Beyond even that level of interference, and in addition to it, there exist Agent Provocateurs, who can be seeded into protests, activist organisations, and even added to rent-a-crowds, for an added level of emphasis, perceived hysteria, and disruption. Agent provocateurs are parties who are used to infiltrate organisations of whatever kind with the intention of causing further disturbance, chaos, by behaving in ways which make the groups they have infiltrated look bad; by openly expressing extremist beliefs, starting arguments, even behaving violently and destructively.
One example of the use of agent provocateurs in recent history is the series of FBI operations known as ‘COINTELPRO’ (short for ‘Counter-Intelligence Program’), in which agents were used to infiltrate and corrupt the groups which were a part of the Civil Rights Movement in the US in the 1960’s(6). This was achieved by having members of the FBI posing as concerned citizens. They then joined the ranks of innumerable activist organisations with the express intent of impeding the organisations’ effectiveness, bringing them down from the inside — as a Trojan Horse — or co-opting the groups for the convenience of making them an asset for the FBI’s further use(7)(8).
A more recent and straightforward view of how agent provocateurs can be used was during the G20 summit of 2010 in Toronto(9). A group — of what later turned-out to be undercover police — clad in black, with covered faces, joined a group of peaceful protestors. The undercover provocateurs then began to engage in vandalism, running riot, inciting violence. This allowed the official police force to justify becoming more heavy-handed with genuine protestors, and shutting down the protests. But, it turned out to be a monumental failure when undercover agents were identified, called out, and separated from the real protestors; the provocateurs eventually ended up running behind police lines to protect themselves after being outed(10).
It used to take shared interest, good ideas, and a sense of unity to motivate people to come together to collectively represent a cause. People would naturally form associations to combat injustice. Now, we are left even more unsure of how to act, and of the state of reality at large. Campaigns of any kind can be spoofed by means of paying a bunch of programmable conflict actors to champion whatever non-cause you can make up over the course of an afternoon’s plotting.

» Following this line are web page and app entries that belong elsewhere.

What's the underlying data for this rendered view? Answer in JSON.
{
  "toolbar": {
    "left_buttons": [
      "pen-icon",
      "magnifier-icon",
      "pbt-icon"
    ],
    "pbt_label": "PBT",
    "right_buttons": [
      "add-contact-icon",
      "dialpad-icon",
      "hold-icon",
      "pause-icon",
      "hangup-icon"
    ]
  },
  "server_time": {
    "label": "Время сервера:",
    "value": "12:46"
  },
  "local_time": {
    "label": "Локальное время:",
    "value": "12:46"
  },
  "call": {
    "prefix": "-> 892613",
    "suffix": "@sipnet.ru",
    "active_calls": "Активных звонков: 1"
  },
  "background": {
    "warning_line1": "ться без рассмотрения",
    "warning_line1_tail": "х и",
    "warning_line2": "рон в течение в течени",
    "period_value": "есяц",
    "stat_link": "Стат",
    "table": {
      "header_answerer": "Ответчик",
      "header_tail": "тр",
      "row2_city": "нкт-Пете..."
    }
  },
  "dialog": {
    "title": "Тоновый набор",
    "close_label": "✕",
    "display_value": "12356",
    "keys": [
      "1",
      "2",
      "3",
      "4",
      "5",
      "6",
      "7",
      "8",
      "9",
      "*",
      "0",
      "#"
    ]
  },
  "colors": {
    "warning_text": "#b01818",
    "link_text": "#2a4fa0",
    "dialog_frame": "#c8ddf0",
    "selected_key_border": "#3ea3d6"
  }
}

There is an ever-increasing atmosphere of fear and uncertainty around saying or doing the wrong thing. When you consider the investment in certain positions, and the apparent support thereof, as well as the fury exacted on opposition, it is easier to understand people’s unwillingness to take a stand on any issue. In regard to so many problems that exist in the modern world, there is such a push in one direction that the herd instinct has kicked in. And, us herd animals, being urged in one direction, become uncomfortable, begin to moo, and paw the ground apprehensively when one begins to deviate from the wranglings of the farmer and sheepdogs.
Many, at least subconsciously, sense the imminent danger of non-conformity; and, as a result, experience feelings of angst caused by the potential agitation the perceived deviation may bring. So, they either side with the popular position, or do nothing out of fear of repercussion.
Because they believe their eyes, and don’t look deeper at the issues than how they appear on the surface.
- On Truth & Lies In A Nonmoral Sense, Friedrich Nietzsche
- Republic, Plato, p.240 (Oxford’s World Classics, 1993)
A great podcast on some of the same topics can found here: https://corbettreport.com/crisis/